'Adult' tone is, forever, difficult to argue with — reason always is, whether in a warehouse-turned-prison or a sunlight cafe with tea gone lukewarm and unfinished to his left. So Joseph isn't arguing, in the same way she concedes him his points. "Well," he allows, after a while, shifting a look away from her, looking at the chalkboard menu yonder without actually reading any of the text. "I don't decide who he trusts, so there's that. Time'll tell. If it helps any— "

There's almost a smile, there, rueful and reluctant and only visible in the line of expression at the corner of his mouth, brief. "I don't want to tell 'im that I told 'im so. And whether it's friendship or whatever other purpose you got for stickin' by him, it's not actually you I'm holdin' accountable."

"I won't pretend there isn't self interest tied up in my choice," Bella says, almost nervous about being given too much credit, "but- well," She gives a slight shrugs, "I am no longer sure what is pathological, frankly. I don't fully understand my own intentions. But it's always a mistake to think you know what you intend." She purses her lips. "I don't entirely know what… kind of person you think I am. And no matter how bad your opinion is, I know you are justified. But its not all of what I am. It may be all that matters. But it's not all."

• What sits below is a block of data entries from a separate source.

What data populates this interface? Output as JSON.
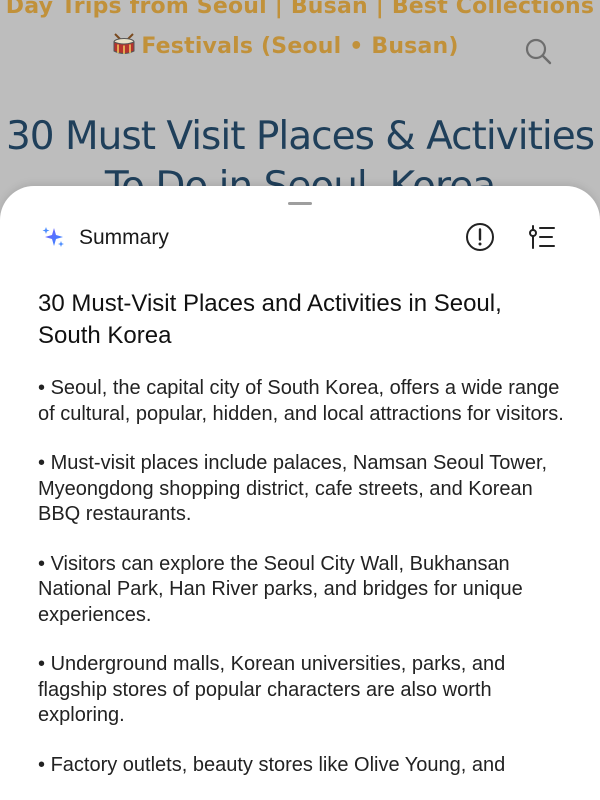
{
  "background_page": {
    "nav_line_1": "Day Trips from Seoul | Busan | Best Collections",
    "nav_line_2": "Festivals (Seoul • Busan)",
    "article_title_line_1": "30 Must Visit Places & Activities",
    "article_title_line_2": "To Do in Seoul, Korea",
    "accent_color": "#c1913a",
    "title_color": "#1f3f5a"
  },
  "sheet": {
    "header": {
      "title": "Summary",
      "icons": [
        "sparkle-icon",
        "info-icon",
        "options-icon"
      ]
    },
    "summary_title": "30 Must-Visit Places and Activities in Seoul, South Korea",
    "bullets": [
      "Seoul, the capital city of South Korea, offers a wide range of cultural, popular, hidden, and local attractions for visitors.",
      "Must-visit places include palaces, Namsan Seoul Tower, Myeongdong shopping district, cafe streets, and Korean BBQ restaurants.",
      "Visitors can explore the Seoul City Wall, Bukhansan National Park, Han River parks, and bridges for unique experiences.",
      "Underground malls, Korean universities, parks, and flagship stores of popular characters are also worth exploring.",
      "Factory outlets, beauty stores like Olive Young, and"
    ]
  }
}
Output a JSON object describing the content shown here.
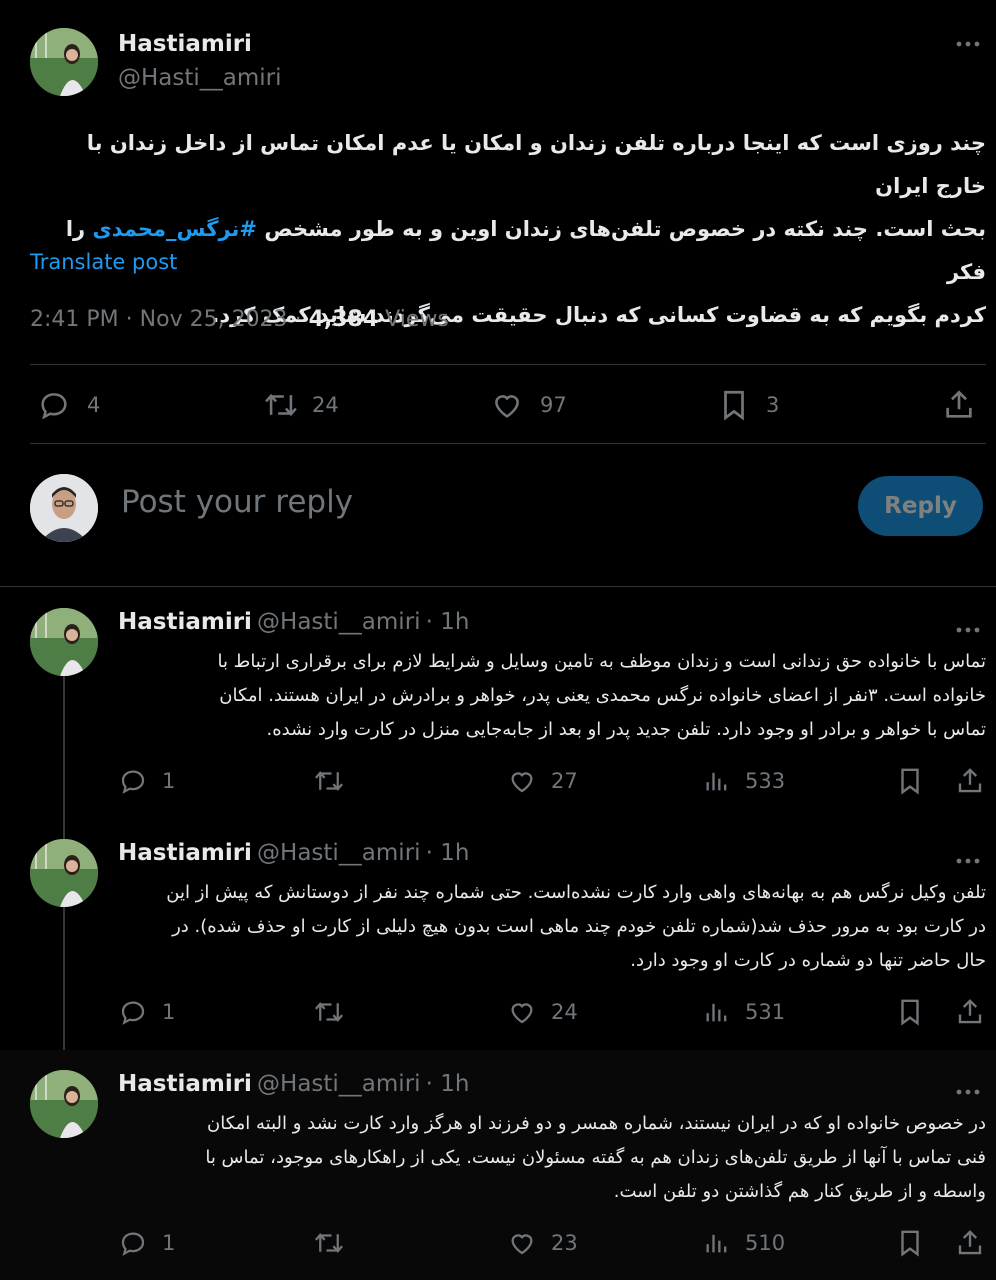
{
  "main_post": {
    "author_name": "Hastiamiri",
    "author_handle": "@Hasti__amiri",
    "text_line1": "چند روزی است که اینجا درباره تلفن زندان و امکان یا عدم امکان تماس از داخل زندان با خارج ایران",
    "text_line2_pre": "بحث است. چند نکته در خصوص تلفن‌های زندان اوین و به طور مشخص",
    "hashtag": "#نرگس_محمدی",
    "text_line2_post": "را فکر",
    "text_line3": "کردم بگویم که به قضاوت کسانی که دنبال حقیقت می‌گردند شاید کمک کرد.",
    "translate_label": "Translate post",
    "time": "2:41 PM",
    "sep1": "·",
    "date": "Nov 25, 2023",
    "sep2": "·",
    "views_count": "4,384",
    "views_label": "Views",
    "stats": {
      "replies": "4",
      "reposts": "24",
      "likes": "97",
      "bookmarks": "3"
    }
  },
  "compose": {
    "placeholder": "Post your reply",
    "button_label": "Reply"
  },
  "replies": [
    {
      "name": "Hastiamiri",
      "handle": "@Hasti__amiri",
      "time": "· 1h",
      "lines": [
        "تماس با خانواده حق زندانی است و زندان موظف به تامین وسایل و شرایط لازم برای برقراری ارتباط با",
        "خانواده است. ۳نفر از اعضای خانواده نرگس محمدی یعنی پدر، خواهر و برادرش در ایران هستند. امکان",
        "تماس با خواهر و برادر او وجود دارد. تلفن جدید پدر او بعد از جابه‌جایی منزل در کارت وارد نشده."
      ],
      "stats": {
        "replies": "1",
        "likes": "27",
        "views": "533"
      }
    },
    {
      "name": "Hastiamiri",
      "handle": "@Hasti__amiri",
      "time": "· 1h",
      "lines": [
        "تلفن وکیل نرگس هم به بهانه‌های واهی وارد کارت نشده‌است. حتی شماره چند نفر از دوستانش که پیش از این",
        "در کارت بود به مرور حذف شد(شماره تلفن خودم چند ماهی است بدون هیچ دلیلی از کارت او حذف شده). در",
        "حال حاضر تنها دو شماره در کارت او وجود دارد."
      ],
      "stats": {
        "replies": "1",
        "likes": "24",
        "views": "531"
      }
    },
    {
      "name": "Hastiamiri",
      "handle": "@Hasti__amiri",
      "time": "· 1h",
      "lines": [
        "در خصوص خانواده او که در ایران نیستند، شماره همسر و دو فرزند او هرگز وارد کارت نشد و البته امکان",
        "فنی تماس با آنها از طریق تلفن‌های زندان هم به گفته مسئولان  نیست. یکی از راهکارهای موجود، تماس با",
        "واسطه و از طریق کنار هم گذاشتن دو تلفن است."
      ],
      "stats": {
        "replies": "1",
        "likes": "23",
        "views": "510"
      }
    }
  ],
  "colors": {
    "accent": "#1d9bf0",
    "reply_button_bg": "#1a8cd8",
    "muted": "#71767b",
    "divider": "#2f3336"
  },
  "icons": [
    "more-icon",
    "reply-icon",
    "repost-icon",
    "like-icon",
    "bookmark-icon",
    "share-icon",
    "views-icon"
  ]
}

There's a sharpness in the glance back that Joseph gives around the kind of person you think I am part, as if he could convey in a sharp glance exactly what kind of person he thinks she is. "Probability says that's likely true," is not a generous concession, but it's a concession, muttered as Joseph pushes his chair out from the table, though not to stand just yet. A second passes where it looks like he's about to, but the weight of conversation keeps him still, has his elbows landing against his knees as he tries to think about how to phrase something.

Or whether to phrase it at all. Crucifixes swing in a mildly pendulous rhythm from where they dangle on his chain. "Deckard asked if I'm still a Christian." Asscoverer. "And I am. And I could forgive you, you know, even if I don't ever tell that to your face. Might not even mind about you two. But this— us talkin' or runnin' into each other—

"You've seen me at my worst," he finally says, plainly. "Just about. And it's humbling as hell. And hard to be around. Does that make sense?"

"No one is anyone to anyone else without being the time spent with them, without being memory, without being, in part yourself," Bella states. This is where her profession borders on philosophy, an almost wholly cynical thing, but at least indicative of some thought, some introspection. "I might say that the only way to come to terms with that part of yourself, your worst, is to come to terms with me. But I might be wrong." She dips her head. It could be taken as both acknowledgment or permission to leave, depending on Joseph's preference. "I might also say the same of you to me. That you have seen me at my worst. And that my worst…" oh, she wants to smile, she wants to, just in a gallows way, "is considerable worse than yours. If I'm permitted to say."

A twitch that is somewhere between a head shake and a nod, attention skittering away before he can actually look at her when Joseph compulsively gives the shadow of the gallows smile she so wants to deliver, for all that it doesn't last long.

"I'll let it slide this time."

He doesn't entirely disagree.

But he is leaving, it seems, without particular apology. Newspaper cast aside and half-empty (or -full) cup left in its saucer, Joseph turns his shoulder to her when he picks up his jacket, takes the time to tug it on as opposed to breeze out as swift as brown sensible shoes will take him, a hand coming to curl around pendants once it's through a denim sleeve. Either he's not about ready to come to terms with the worst of himself in a single sitting, or has no interest in doing so.

Southern sensibilities force a minor wave in favour of formal goodbye, awkward, mousy, before Joseph is headed for out.

Unless otherwise stated, the content of this page is licensed under Creative Commons Attribution-ShareAlike 3.0 License